Recorded data START
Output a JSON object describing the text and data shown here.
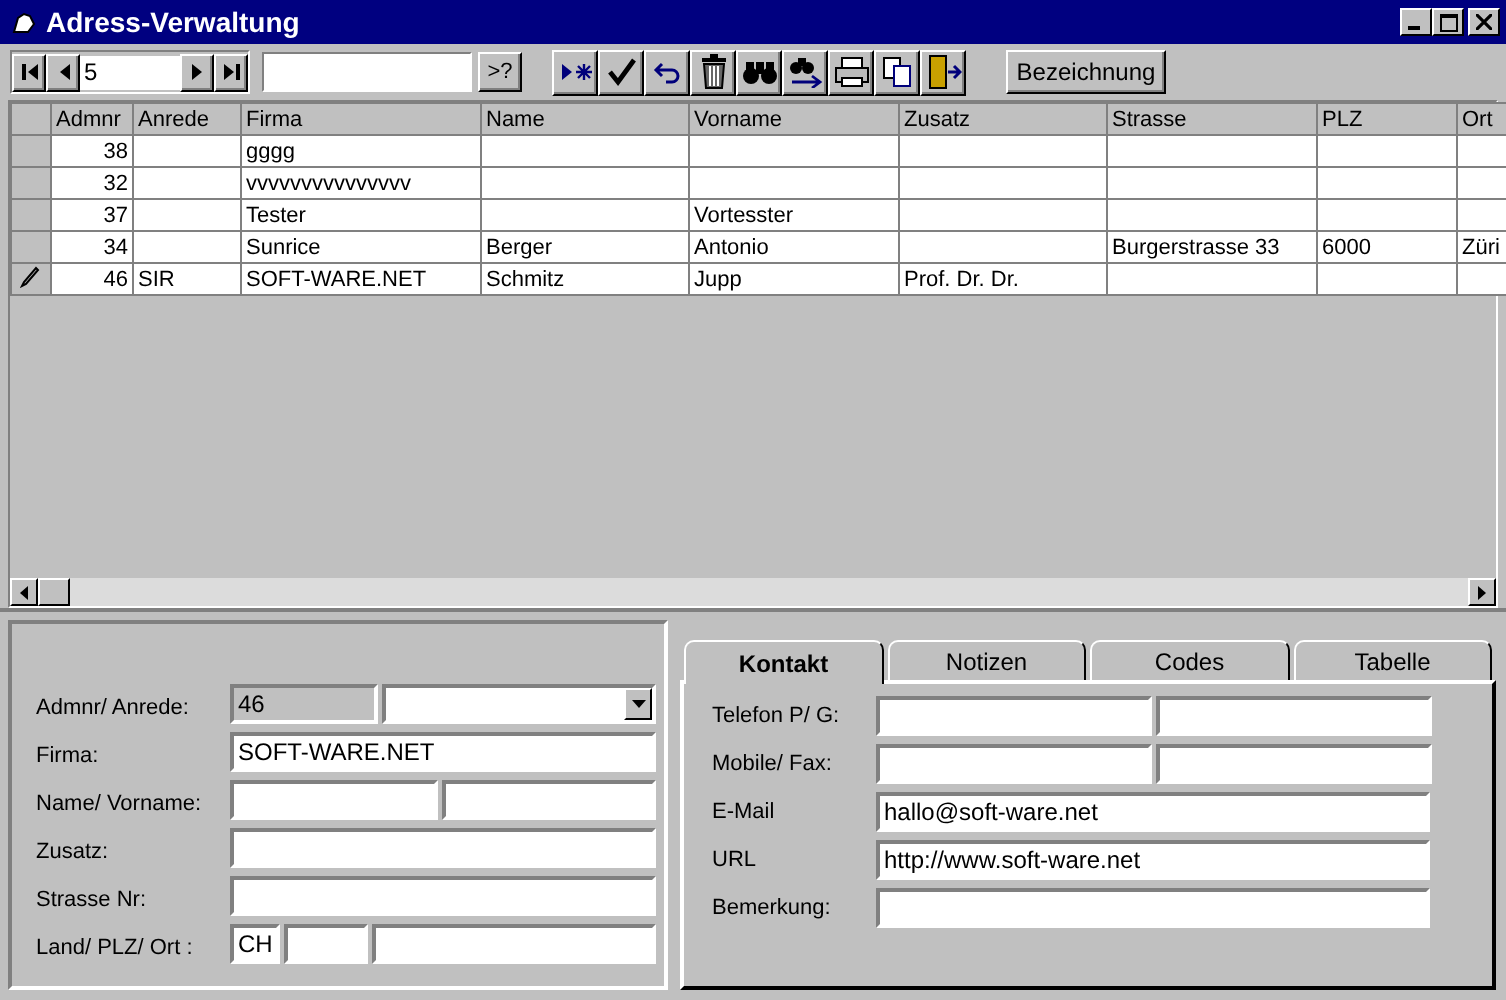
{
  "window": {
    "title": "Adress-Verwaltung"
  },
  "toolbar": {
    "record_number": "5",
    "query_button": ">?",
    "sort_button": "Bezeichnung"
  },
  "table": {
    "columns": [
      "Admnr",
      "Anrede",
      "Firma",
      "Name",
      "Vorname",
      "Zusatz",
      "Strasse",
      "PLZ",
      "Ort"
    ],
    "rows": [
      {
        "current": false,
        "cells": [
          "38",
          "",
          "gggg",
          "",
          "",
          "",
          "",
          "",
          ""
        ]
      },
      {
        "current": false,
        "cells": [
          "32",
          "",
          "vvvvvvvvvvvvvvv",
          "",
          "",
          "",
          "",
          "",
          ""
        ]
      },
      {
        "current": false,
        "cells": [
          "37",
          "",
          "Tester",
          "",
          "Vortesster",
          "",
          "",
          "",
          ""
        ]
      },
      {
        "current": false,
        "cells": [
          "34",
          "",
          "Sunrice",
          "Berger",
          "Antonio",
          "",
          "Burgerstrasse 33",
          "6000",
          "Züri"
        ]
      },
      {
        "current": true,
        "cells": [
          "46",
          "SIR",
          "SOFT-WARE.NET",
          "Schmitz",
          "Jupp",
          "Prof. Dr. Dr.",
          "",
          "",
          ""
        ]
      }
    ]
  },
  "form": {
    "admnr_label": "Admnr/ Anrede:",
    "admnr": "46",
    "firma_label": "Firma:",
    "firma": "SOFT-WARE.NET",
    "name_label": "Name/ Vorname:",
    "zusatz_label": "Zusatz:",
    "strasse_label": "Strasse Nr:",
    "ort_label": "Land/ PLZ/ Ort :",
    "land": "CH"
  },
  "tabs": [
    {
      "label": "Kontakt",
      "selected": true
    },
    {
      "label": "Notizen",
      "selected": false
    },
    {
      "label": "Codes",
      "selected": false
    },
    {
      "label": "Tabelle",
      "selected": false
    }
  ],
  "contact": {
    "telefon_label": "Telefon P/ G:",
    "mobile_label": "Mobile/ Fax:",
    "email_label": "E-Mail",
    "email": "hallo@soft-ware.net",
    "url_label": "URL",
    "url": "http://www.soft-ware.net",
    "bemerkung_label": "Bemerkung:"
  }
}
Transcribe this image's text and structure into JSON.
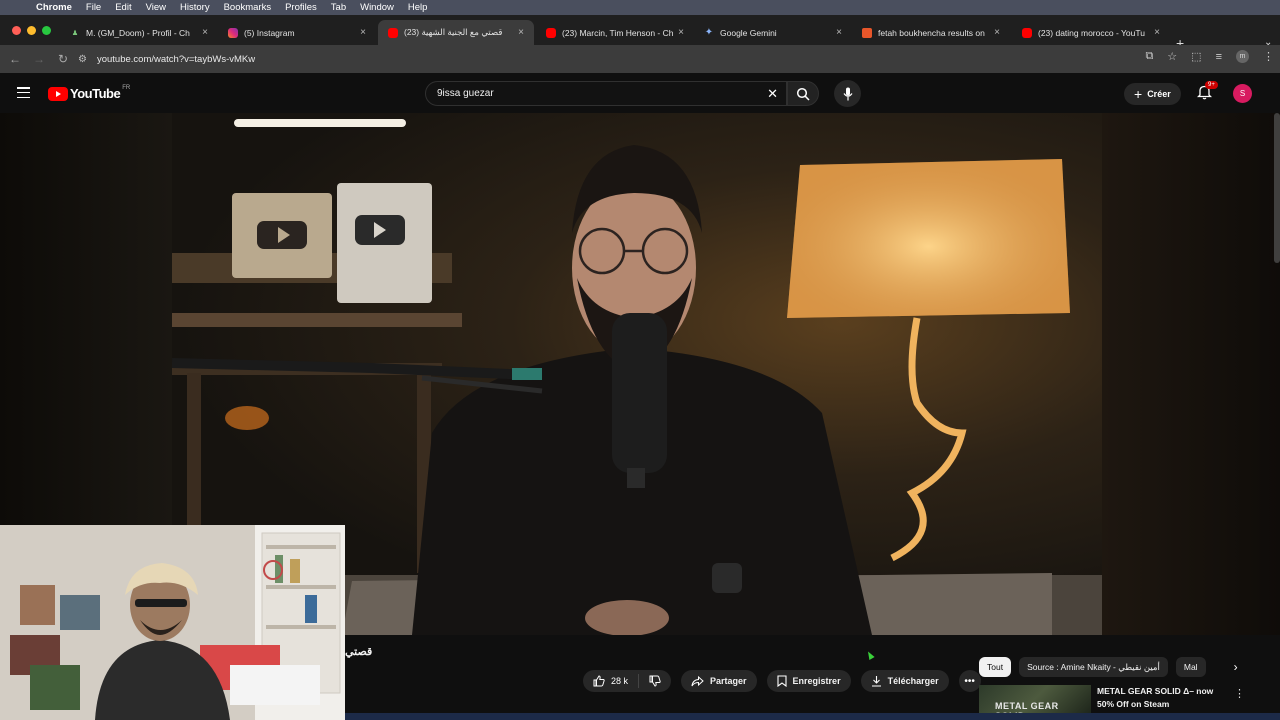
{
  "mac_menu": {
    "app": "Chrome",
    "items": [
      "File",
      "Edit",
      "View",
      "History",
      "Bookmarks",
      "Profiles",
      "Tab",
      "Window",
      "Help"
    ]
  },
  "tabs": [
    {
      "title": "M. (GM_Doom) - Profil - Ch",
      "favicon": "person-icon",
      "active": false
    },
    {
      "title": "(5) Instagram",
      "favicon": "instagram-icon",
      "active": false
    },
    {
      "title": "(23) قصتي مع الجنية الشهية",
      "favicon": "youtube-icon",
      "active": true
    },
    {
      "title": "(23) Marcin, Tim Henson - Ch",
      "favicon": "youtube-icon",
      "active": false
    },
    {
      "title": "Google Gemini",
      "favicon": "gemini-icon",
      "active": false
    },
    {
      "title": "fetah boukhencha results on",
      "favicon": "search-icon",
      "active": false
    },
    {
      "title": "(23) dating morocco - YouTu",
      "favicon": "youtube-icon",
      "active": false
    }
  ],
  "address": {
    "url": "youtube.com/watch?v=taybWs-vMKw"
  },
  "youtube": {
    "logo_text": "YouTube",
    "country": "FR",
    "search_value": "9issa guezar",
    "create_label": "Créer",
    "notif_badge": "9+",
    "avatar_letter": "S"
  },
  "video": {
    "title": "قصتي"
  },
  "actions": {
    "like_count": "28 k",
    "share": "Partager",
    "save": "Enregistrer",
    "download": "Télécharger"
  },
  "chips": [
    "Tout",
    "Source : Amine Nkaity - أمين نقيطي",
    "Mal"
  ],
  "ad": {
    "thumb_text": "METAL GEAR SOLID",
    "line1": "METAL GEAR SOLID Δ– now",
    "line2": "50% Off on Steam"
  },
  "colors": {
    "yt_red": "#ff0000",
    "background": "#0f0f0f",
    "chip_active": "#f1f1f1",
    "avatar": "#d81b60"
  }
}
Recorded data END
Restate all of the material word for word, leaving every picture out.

» **Written reply**
Output a JSON object describing the text and data shown here.
{
  "window": {
    "title": "Adress-Verwaltung"
  },
  "toolbar": {
    "record_number": "5",
    "query_button": ">?",
    "sort_button": "Bezeichnung"
  },
  "table": {
    "columns": [
      "Admnr",
      "Anrede",
      "Firma",
      "Name",
      "Vorname",
      "Zusatz",
      "Strasse",
      "PLZ",
      "Ort"
    ],
    "rows": [
      {
        "current": false,
        "cells": [
          "38",
          "",
          "gggg",
          "",
          "",
          "",
          "",
          "",
          ""
        ]
      },
      {
        "current": false,
        "cells": [
          "32",
          "",
          "vvvvvvvvvvvvvvv",
          "",
          "",
          "",
          "",
          "",
          ""
        ]
      },
      {
        "current": false,
        "cells": [
          "37",
          "",
          "Tester",
          "",
          "Vortesster",
          "",
          "",
          "",
          ""
        ]
      },
      {
        "current": false,
        "cells": [
          "34",
          "",
          "Sunrice",
          "Berger",
          "Antonio",
          "",
          "Burgerstrasse 33",
          "6000",
          "Züri"
        ]
      },
      {
        "current": true,
        "cells": [
          "46",
          "SIR",
          "SOFT-WARE.NET",
          "Schmitz",
          "Jupp",
          "Prof. Dr. Dr.",
          "",
          "",
          ""
        ]
      }
    ]
  },
  "form": {
    "admnr_label": "Admnr/ Anrede:",
    "admnr": "46",
    "firma_label": "Firma:",
    "firma": "SOFT-WARE.NET",
    "name_label": "Name/ Vorname:",
    "zusatz_label": "Zusatz:",
    "strasse_label": "Strasse Nr:",
    "ort_label": "Land/ PLZ/ Ort :",
    "land": "CH"
  },
  "tabs": [
    {
      "label": "Kontakt",
      "selected": true
    },
    {
      "label": "Notizen",
      "selected": false
    },
    {
      "label": "Codes",
      "selected": false
    },
    {
      "label": "Tabelle",
      "selected": false
    }
  ],
  "contact": {
    "telefon_label": "Telefon P/ G:",
    "mobile_label": "Mobile/ Fax:",
    "email_label": "E-Mail",
    "email": "hallo@soft-ware.net",
    "url_label": "URL",
    "url": "http://www.soft-ware.net",
    "bemerkung_label": "Bemerkung:"
  }
}
Transcribe this image's text and structure into JSON.
{
  "mac_menu": {
    "app": "Chrome",
    "items": [
      "File",
      "Edit",
      "View",
      "History",
      "Bookmarks",
      "Profiles",
      "Tab",
      "Window",
      "Help"
    ]
  },
  "tabs": [
    {
      "title": "M. (GM_Doom) - Profil - Ch",
      "favicon": "person-icon",
      "active": false
    },
    {
      "title": "(5) Instagram",
      "favicon": "instagram-icon",
      "active": false
    },
    {
      "title": "(23) قصتي مع الجنية الشهية",
      "favicon": "youtube-icon",
      "active": true
    },
    {
      "title": "(23) Marcin, Tim Henson - Ch",
      "favicon": "youtube-icon",
      "active": false
    },
    {
      "title": "Google Gemini",
      "favicon": "gemini-icon",
      "active": false
    },
    {
      "title": "fetah boukhencha results on",
      "favicon": "search-icon",
      "active": false
    },
    {
      "title": "(23) dating morocco - YouTu",
      "favicon": "youtube-icon",
      "active": false
    }
  ],
  "address": {
    "url": "youtube.com/watch?v=taybWs-vMKw"
  },
  "youtube": {
    "logo_text": "YouTube",
    "country": "FR",
    "search_value": "9issa guezar",
    "create_label": "Créer",
    "notif_badge": "9+",
    "avatar_letter": "S"
  },
  "video": {
    "title": "قصتي"
  },
  "actions": {
    "like_count": "28 k",
    "share": "Partager",
    "save": "Enregistrer",
    "download": "Télécharger"
  },
  "chips": [
    "Tout",
    "Source : Amine Nkaity - أمين نقيطي",
    "Mal"
  ],
  "ad": {
    "thumb_text": "METAL GEAR SOLID",
    "line1": "METAL GEAR SOLID Δ– now",
    "line2": "50% Off on Steam"
  },
  "colors": {
    "yt_red": "#ff0000",
    "background": "#0f0f0f",
    "chip_active": "#f1f1f1",
    "avatar": "#d81b60"
  }
}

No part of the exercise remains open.